Larry Parks (December 13, 1914 - April 13, 1975) was an American actor who was blacklisted by the Hollywood movie studio bosses during the era of McCarthyism.
Born Samuel Lawrence Klausman Parks in Olathe, Kansas, his career was virtually ended when he admitted in 1951 to having been a member of a Communist party cell.
Parks grew up in Joliet, Illinois, and graduated from Joliet Township High School in 1932. Having attended the University of Illinois as a pre-med student, Parks played in stock companies for several years before signing a Hollywood contract in 1941. He made several forgettable films until he won the role of Al Jolson in the 1946 biographical film The Jolson Story, for which he was nominated for an Academy Award for Best Actor.
Following his Oscar nomination, he made a few more movies that did little in the box office, until he appeared in the sequel, Jolson Sings Again in 1949, which was another hit.

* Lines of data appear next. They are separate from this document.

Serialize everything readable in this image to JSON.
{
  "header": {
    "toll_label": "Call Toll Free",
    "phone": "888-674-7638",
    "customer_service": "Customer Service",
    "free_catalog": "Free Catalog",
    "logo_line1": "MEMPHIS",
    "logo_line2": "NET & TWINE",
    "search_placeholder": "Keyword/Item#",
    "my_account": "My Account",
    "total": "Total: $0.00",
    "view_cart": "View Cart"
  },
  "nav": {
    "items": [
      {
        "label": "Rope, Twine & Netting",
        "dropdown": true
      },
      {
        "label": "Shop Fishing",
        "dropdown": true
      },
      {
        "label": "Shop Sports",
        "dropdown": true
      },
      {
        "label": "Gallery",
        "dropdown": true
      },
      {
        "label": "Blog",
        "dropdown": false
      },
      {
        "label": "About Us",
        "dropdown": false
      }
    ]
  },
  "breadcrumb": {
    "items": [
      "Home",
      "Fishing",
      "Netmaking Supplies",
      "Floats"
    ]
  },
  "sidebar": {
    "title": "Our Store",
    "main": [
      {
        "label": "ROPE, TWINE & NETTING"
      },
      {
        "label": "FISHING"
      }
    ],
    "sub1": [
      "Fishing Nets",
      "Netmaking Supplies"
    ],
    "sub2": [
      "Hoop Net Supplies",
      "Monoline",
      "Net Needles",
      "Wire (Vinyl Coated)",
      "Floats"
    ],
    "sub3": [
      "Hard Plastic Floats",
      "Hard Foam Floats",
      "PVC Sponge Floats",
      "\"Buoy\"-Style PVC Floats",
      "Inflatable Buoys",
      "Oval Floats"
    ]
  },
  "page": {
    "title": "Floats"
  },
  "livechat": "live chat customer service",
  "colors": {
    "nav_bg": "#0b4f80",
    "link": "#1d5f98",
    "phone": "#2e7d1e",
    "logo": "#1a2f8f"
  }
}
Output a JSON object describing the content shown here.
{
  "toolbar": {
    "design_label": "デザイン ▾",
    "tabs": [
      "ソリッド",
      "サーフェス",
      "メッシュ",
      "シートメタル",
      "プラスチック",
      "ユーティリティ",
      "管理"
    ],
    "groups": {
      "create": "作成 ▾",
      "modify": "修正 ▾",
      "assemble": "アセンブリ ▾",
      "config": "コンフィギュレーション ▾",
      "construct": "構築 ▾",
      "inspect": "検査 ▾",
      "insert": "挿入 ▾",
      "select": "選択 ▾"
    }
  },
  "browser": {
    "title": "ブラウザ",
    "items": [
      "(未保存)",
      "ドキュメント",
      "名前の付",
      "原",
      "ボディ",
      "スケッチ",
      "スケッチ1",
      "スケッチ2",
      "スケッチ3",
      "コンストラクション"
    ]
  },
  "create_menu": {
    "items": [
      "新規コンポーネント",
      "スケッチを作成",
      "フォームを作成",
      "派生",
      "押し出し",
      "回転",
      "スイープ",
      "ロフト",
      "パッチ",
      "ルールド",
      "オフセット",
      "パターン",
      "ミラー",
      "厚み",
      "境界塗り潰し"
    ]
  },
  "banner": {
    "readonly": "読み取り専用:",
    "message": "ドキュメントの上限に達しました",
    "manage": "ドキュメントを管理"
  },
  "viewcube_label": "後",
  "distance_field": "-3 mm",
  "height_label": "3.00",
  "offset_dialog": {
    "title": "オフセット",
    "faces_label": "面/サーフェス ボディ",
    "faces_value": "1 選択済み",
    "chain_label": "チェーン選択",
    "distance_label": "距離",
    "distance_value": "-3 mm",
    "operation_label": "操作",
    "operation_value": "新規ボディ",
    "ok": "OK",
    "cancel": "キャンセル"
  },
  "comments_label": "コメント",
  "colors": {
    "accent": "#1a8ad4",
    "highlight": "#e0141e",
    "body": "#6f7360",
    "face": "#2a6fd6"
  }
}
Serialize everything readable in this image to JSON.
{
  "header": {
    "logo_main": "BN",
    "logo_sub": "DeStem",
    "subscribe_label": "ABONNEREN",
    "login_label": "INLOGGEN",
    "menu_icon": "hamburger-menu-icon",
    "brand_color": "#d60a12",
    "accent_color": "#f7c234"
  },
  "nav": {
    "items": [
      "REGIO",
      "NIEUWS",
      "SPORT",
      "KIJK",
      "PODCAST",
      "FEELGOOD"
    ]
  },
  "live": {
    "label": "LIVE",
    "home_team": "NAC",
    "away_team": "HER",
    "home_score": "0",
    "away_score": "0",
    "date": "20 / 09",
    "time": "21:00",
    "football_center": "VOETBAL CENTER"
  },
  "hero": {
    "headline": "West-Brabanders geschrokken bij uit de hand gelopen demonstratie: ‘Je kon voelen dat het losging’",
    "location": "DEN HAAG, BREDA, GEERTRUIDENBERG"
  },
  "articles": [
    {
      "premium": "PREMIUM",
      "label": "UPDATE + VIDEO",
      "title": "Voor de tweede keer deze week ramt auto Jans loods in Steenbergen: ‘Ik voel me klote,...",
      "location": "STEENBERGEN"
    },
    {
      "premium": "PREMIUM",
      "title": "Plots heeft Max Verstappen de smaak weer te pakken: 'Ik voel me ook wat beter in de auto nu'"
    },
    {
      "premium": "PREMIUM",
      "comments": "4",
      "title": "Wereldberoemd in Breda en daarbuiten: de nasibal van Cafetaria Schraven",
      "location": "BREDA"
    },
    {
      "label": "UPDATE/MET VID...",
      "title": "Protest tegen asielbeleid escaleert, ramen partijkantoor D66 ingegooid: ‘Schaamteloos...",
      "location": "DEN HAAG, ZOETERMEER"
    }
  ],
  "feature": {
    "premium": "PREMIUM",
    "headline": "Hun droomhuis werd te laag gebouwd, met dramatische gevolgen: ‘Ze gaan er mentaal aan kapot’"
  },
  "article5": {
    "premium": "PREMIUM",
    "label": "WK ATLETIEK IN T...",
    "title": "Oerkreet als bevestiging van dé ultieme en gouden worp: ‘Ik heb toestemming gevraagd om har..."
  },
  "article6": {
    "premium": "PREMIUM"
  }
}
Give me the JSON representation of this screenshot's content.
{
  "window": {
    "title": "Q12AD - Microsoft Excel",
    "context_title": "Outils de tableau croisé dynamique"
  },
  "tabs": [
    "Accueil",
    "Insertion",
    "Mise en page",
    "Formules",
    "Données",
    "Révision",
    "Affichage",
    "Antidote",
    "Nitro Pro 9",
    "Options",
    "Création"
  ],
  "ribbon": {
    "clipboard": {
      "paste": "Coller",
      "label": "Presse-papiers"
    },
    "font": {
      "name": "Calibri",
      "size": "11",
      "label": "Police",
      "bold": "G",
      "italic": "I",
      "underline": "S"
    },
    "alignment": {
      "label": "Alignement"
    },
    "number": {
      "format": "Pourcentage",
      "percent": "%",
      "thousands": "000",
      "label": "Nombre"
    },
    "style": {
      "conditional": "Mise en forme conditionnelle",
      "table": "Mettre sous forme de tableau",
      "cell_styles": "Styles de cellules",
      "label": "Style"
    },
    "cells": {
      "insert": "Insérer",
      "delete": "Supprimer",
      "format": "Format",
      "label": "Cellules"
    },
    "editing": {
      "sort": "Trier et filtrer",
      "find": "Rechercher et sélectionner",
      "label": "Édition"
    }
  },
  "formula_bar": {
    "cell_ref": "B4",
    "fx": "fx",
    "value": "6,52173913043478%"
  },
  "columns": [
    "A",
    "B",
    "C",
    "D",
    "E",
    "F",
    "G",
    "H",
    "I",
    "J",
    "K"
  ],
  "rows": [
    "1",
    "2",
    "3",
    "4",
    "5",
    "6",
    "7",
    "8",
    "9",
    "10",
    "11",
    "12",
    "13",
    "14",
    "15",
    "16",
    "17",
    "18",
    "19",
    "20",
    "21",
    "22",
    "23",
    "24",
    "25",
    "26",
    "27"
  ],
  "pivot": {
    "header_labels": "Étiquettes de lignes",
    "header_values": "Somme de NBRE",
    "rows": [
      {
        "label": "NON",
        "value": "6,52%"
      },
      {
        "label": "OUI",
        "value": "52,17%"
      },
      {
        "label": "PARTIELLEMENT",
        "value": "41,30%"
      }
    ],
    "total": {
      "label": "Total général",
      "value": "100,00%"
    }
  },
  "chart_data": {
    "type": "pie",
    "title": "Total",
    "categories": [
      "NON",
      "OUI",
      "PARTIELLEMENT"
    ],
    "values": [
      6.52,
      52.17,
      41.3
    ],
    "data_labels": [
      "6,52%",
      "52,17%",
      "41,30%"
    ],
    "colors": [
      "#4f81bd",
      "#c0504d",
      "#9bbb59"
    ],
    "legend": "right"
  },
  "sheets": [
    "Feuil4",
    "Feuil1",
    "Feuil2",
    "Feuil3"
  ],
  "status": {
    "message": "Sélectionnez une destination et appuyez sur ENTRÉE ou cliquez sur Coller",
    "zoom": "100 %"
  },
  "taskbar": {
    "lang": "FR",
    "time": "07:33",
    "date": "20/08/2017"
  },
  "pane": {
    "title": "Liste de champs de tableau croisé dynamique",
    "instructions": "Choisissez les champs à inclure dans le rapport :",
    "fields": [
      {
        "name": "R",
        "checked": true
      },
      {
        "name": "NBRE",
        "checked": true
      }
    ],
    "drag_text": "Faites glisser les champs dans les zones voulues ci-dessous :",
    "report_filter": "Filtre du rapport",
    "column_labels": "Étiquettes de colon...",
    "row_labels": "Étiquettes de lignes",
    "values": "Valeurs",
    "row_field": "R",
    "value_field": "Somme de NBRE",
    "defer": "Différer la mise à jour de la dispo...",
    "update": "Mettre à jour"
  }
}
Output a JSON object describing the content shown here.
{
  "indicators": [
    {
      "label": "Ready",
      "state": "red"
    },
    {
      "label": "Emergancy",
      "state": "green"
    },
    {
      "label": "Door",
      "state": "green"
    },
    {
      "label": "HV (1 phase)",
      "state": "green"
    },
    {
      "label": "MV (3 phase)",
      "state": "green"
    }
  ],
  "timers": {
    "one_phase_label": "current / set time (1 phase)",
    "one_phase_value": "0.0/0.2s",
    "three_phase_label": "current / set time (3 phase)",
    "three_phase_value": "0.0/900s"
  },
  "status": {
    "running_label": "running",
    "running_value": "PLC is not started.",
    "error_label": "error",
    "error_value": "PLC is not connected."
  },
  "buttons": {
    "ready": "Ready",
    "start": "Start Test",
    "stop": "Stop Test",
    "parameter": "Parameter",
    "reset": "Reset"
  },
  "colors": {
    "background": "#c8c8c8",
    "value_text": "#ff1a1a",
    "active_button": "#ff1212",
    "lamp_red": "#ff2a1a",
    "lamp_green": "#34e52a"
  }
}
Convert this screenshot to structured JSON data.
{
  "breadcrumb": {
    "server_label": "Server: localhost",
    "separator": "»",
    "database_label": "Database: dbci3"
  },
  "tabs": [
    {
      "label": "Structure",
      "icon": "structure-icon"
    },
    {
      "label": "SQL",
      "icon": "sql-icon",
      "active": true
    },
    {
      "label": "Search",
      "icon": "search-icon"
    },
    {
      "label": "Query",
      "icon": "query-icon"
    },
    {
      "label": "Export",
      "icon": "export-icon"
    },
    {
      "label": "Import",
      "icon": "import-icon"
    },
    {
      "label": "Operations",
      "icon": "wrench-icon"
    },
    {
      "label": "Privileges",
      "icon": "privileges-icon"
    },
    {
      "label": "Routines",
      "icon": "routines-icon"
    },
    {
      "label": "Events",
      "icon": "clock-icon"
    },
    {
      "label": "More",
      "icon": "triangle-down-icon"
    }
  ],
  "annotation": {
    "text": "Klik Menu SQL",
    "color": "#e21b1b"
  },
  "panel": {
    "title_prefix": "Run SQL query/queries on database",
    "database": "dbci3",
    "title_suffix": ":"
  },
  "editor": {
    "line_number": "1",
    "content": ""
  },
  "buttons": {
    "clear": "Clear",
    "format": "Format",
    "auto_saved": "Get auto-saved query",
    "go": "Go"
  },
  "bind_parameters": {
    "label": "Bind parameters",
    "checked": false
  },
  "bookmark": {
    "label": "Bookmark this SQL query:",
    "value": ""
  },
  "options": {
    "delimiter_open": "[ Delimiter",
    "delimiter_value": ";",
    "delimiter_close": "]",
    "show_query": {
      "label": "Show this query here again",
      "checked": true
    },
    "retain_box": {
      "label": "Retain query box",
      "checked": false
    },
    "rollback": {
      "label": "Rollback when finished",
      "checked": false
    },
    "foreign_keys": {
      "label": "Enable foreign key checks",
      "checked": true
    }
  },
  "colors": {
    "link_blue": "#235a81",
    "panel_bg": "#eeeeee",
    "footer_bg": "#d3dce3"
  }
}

Larry Parks was summoned to appear before the House Un-American Activities Committee where he literally fell on his knees before and begged not to be forced to testify. He eventually did so in tears, only to find that he was blacklisted anyway. Following his admission before the Congressional Committee, Columbia Pictures dropped him. He made only two more films, but continued to eke out a living acting on the stage and doing occasional television programs until his death, from a heart attack, aged 60. Married to actress Betty Garrett from 1944 until his death; they had two sons.